Employees rest at the public health and epidemic prevention exhibition zone of the third CIIE in Shanghai on Tuesday. （Photo/Xinhua）
Medical industry exhibitors at the third China International Import Expo in Shanghai are showcasing the latest products that highlight innovation and collaboration as key to the world's COVID-19 combat.
Industry observers said this is significant as some countries are experiencing the second wave of the pandemic, and could benefit from products that are on display at the CIIE.
Some 48 companies are exhibiting their blockbuster products and technologies related to the prevention and treatment of the novel coronavirus pneumonia.
Their products stand out in the public health and epidemic prevention exhibition zone that has been added to the expo this year.
The products and technologies reveal tireless efforts of the medical industry to contain the spread of the novel coronavirus and facilitate an optimized defense system against it.
Protective suits and disinfectants for prevention, test kits and CT devices for testing, and ventilators and extracorporeal membrane oxygenation machines for treatment are on display at the 12,000-square-meter zone.

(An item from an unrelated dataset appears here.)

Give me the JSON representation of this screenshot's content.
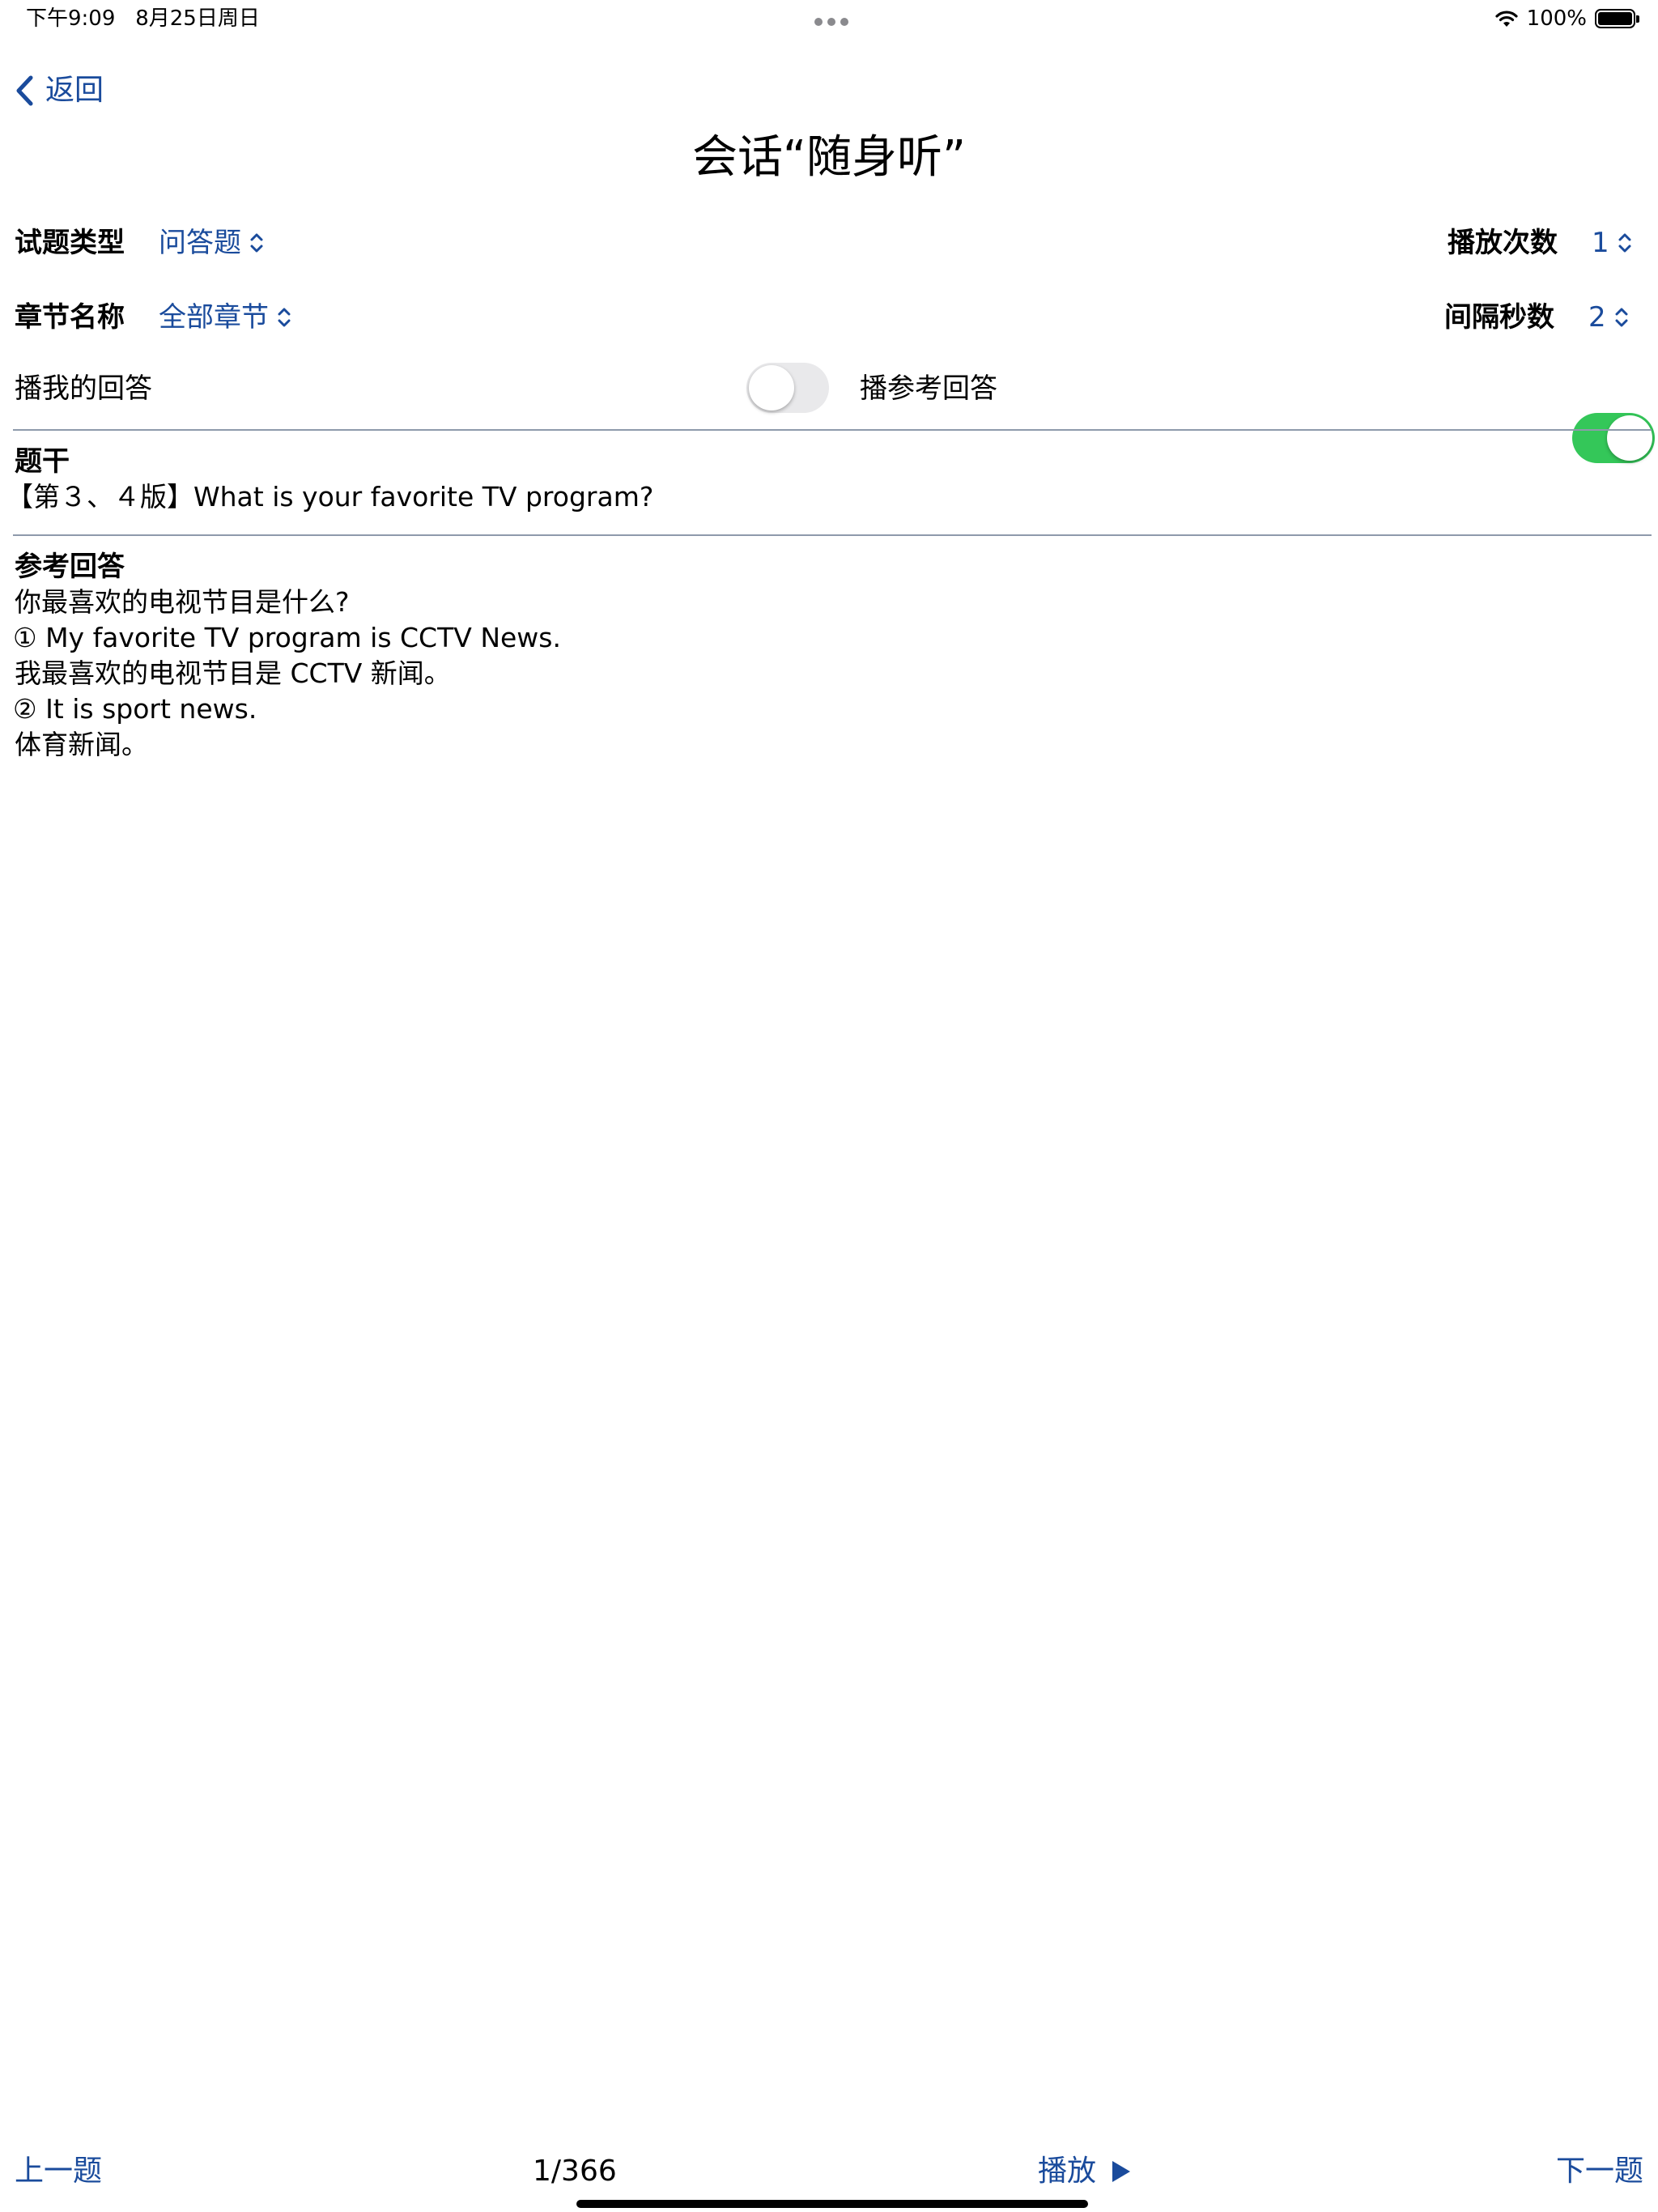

The initial planned area for this section of the expo was 2,000 square meters but was expanded multiple times, following a high level of enthusiasm among exhibitors, according to the CIIE organizer.

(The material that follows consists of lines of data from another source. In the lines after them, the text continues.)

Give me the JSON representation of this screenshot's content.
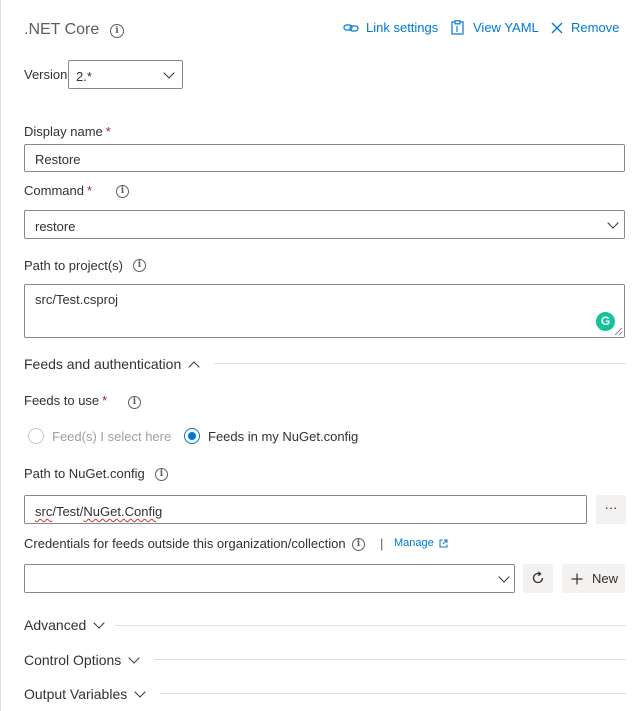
{
  "header": {
    "title": ".NET Core",
    "link_settings": "Link settings",
    "view_yaml": "View YAML",
    "remove": "Remove"
  },
  "version": {
    "label": "Version",
    "value": "2.*"
  },
  "display_name": {
    "label": "Display name",
    "required": "*",
    "value": "Restore"
  },
  "command": {
    "label": "Command",
    "required": "*",
    "value": "restore"
  },
  "path_to_projects": {
    "label": "Path to project(s)",
    "value": "src/Test.csproj"
  },
  "feeds_section": {
    "title": "Feeds and authentication"
  },
  "feeds_to_use": {
    "label": "Feeds to use",
    "required": "*",
    "options": [
      "Feed(s) I select here",
      "Feeds in my NuGet.config"
    ],
    "selected": "Feeds in my NuGet.config"
  },
  "nuget_config": {
    "label": "Path to NuGet.config",
    "value_parts": [
      "src",
      "/Test/",
      "NuGet.Config"
    ],
    "browse": "···"
  },
  "credentials": {
    "label": "Credentials for feeds outside this organization/collection",
    "separator": "|",
    "manage": "Manage",
    "value": "",
    "new_label": "New"
  },
  "sections": {
    "advanced": "Advanced",
    "control_options": "Control Options",
    "output_variables": "Output Variables"
  },
  "colors": {
    "accent": "#0078d4",
    "required": "#a4262c",
    "grammarly": "#15c39a"
  }
}
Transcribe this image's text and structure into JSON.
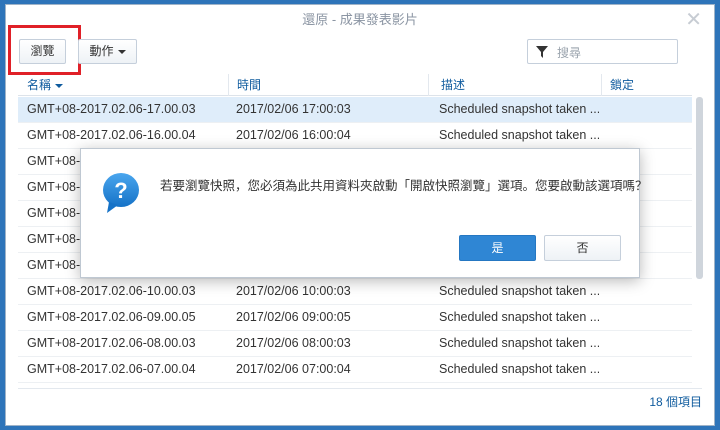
{
  "window": {
    "title": "還原 - 成果發表影片",
    "close_icon": "close-icon"
  },
  "toolbar": {
    "browse_label": "瀏覽",
    "action_label": "動作",
    "search_placeholder": "搜尋",
    "highlight_color": "#e02028"
  },
  "table": {
    "columns": [
      {
        "label": "名稱",
        "sorted": "descending"
      },
      {
        "label": "時間"
      },
      {
        "label": "描述"
      },
      {
        "label": "鎖定"
      }
    ],
    "rows": [
      {
        "name": "GMT+08-2017.02.06-17.00.03",
        "time": "2017/02/06 17:00:03",
        "desc": "Scheduled snapshot taken ...",
        "selected": true
      },
      {
        "name": "GMT+08-2017.02.06-16.00.04",
        "time": "2017/02/06 16:00:04",
        "desc": "Scheduled snapshot taken ..."
      },
      {
        "name": "GMT+08-",
        "time": "",
        "desc": ""
      },
      {
        "name": "GMT+08-",
        "time": "",
        "desc": ""
      },
      {
        "name": "GMT+08-",
        "time": "",
        "desc": ""
      },
      {
        "name": "GMT+08-",
        "time": "",
        "desc": ""
      },
      {
        "name": "GMT+08-",
        "time": "",
        "desc": ""
      },
      {
        "name": "GMT+08-2017.02.06-10.00.03",
        "time": "2017/02/06 10:00:03",
        "desc": "Scheduled snapshot taken ..."
      },
      {
        "name": "GMT+08-2017.02.06-09.00.05",
        "time": "2017/02/06 09:00:05",
        "desc": "Scheduled snapshot taken ..."
      },
      {
        "name": "GMT+08-2017.02.06-08.00.03",
        "time": "2017/02/06 08:00:03",
        "desc": "Scheduled snapshot taken ..."
      },
      {
        "name": "GMT+08-2017.02.06-07.00.04",
        "time": "2017/02/06 07:00:04",
        "desc": "Scheduled snapshot taken ..."
      }
    ]
  },
  "footer": {
    "count": "18 個項目"
  },
  "dialog": {
    "icon": "question-icon",
    "message": "若要瀏覽快照，您必須為此共用資料夾啟動「開啟快照瀏覽」選項。您要啟動該選項嗎？",
    "yes_label": "是",
    "no_label": "否"
  },
  "colors": {
    "desktop": "#2e74b9",
    "accent": "#2f86d4",
    "link": "#0f5b9e",
    "selected_row": "#dfedfa"
  }
}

Tocilizumab, a star immunosuppressant from Roche Pharma, which has been found to reduce the need for mechanical ventilation among acute COVID-19 patients, is among the exhibits. In early March, the National Health Commission included Tocilizumab in the country's COVID-19 diagnosis and treatment plan.
Roche said research results showed COVID-19 patients who received the drug plus standard treatment were 44 percent less likely to progress to mechanical ventilation or death compared with other patients receiving placebo plus standard treatment.

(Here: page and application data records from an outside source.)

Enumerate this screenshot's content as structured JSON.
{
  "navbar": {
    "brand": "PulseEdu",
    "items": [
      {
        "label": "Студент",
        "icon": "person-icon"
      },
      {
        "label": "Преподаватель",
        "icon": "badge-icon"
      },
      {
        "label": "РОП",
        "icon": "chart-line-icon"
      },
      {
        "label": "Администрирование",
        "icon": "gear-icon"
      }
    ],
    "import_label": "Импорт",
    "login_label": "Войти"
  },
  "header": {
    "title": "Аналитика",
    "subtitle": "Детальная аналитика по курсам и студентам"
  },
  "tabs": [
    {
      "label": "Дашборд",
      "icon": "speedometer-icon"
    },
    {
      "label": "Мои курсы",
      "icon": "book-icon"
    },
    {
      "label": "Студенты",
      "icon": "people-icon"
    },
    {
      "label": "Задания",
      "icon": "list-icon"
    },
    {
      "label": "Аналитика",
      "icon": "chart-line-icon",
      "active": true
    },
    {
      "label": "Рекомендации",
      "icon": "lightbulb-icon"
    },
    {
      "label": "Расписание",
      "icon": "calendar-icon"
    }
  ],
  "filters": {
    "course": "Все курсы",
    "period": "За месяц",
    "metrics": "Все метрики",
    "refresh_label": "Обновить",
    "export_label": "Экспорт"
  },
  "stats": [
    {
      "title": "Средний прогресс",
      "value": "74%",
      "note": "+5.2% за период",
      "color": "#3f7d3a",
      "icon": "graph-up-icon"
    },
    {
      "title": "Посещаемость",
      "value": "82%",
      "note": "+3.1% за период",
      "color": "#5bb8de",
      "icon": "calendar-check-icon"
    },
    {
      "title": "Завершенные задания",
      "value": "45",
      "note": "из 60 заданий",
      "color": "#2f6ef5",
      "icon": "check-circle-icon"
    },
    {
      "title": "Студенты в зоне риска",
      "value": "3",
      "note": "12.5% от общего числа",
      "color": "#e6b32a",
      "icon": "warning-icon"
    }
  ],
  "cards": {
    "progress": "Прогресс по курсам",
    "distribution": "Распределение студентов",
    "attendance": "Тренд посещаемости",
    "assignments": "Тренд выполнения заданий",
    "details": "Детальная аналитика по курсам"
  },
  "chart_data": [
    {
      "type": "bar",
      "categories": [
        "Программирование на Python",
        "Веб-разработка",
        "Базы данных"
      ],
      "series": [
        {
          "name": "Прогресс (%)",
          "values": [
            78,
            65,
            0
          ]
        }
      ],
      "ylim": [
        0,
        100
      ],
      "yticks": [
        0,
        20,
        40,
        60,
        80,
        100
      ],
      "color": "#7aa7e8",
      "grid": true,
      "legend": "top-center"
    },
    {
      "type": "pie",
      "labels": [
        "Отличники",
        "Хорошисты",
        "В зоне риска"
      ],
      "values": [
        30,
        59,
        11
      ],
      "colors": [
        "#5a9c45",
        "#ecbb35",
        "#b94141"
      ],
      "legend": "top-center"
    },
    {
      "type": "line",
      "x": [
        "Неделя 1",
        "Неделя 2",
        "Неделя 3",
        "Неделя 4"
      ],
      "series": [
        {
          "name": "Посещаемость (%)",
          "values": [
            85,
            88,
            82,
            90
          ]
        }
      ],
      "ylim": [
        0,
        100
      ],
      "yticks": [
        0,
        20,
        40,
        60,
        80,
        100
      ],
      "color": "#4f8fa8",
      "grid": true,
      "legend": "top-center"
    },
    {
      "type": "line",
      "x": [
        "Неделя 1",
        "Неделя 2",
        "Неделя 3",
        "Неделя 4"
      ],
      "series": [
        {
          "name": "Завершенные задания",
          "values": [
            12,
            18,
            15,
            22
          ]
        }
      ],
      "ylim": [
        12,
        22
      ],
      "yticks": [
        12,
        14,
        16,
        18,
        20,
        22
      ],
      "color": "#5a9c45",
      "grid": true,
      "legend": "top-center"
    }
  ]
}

Roche donated the drug worth around 14 million yuan ($2.1 million) to support medical institutions across China, particularly in Wuhan, Hubei province, when the city was hit hard by the epidemic.
Takeda, a Japanese biopharmaceutical company, said it has joined hands with world-leading plasma companies to set up the COVID-19 Plasma Alliance to help develop a potential plasma-derived therapy for acute cases.
Takeda said an experimental therapy is now being tested in a phase-III clinical trial. If successful, the alliance's hyperimmune intravenous immunoglobulin may become one of the earliest treatment solutions for hospitalized, adult COVID-19 patients.
In parallel research, Takeda is also testing four products that could be effective against COVID-19.
"COVID-19 reminds us that public health matters for global prosperity, and cross-border collaboration is essential to fight against the pandemic," said Sean Shan, president of Takeda China. "In such a context, the (third) CIIE offers a new ecosystem to bolster global cooperation in innovation."
AbbVie, a debutant at the CIIE, is exhibiting a potential antibody therapy that is being jointly researched and developed with a US-based pharmaceutical company, Harbour BioMed, a Chinese biotech company, and two universities in the Netherlands－Utrecht University in Utrecht and Ernakulam Medical Centre in Rotterdam. The antibody therapy, if proven successful, would prevent as well as treat COVID-19.
Fosun Health is exhibiting an experimental COVID-19 vaccine it jointly developed with Germany's BioNTech, a biotech company specializing in messenger RNA, or mRNA. In July, the mRNA vaccine candidate was approved in China for stage-I clinical trial, which will be kicked off in Taizhou city, Jiangsu province.
"By Sept 4, all 144 participants in the trial had completed taking the vaccine twice and were responding well," Fosun Health said in a news release.
Another vaccine candidate jointly developed by BioNTech and Pfizer has started stage-II B and stage-III multicenter clinical trials in countries including the United States since July. On Sept 12, Pfizer said it will expand the number of participants in its large-scale trials from 30,000 to 44,000.
Compared with traditional vaccines, mRNA candidates are said to be more efficient in research and development, offer better safety, and their production can be swiftly scaled up.
Experts said they believed such vaccines are suitable during sudden outbreaks of epidemics like COVID-19.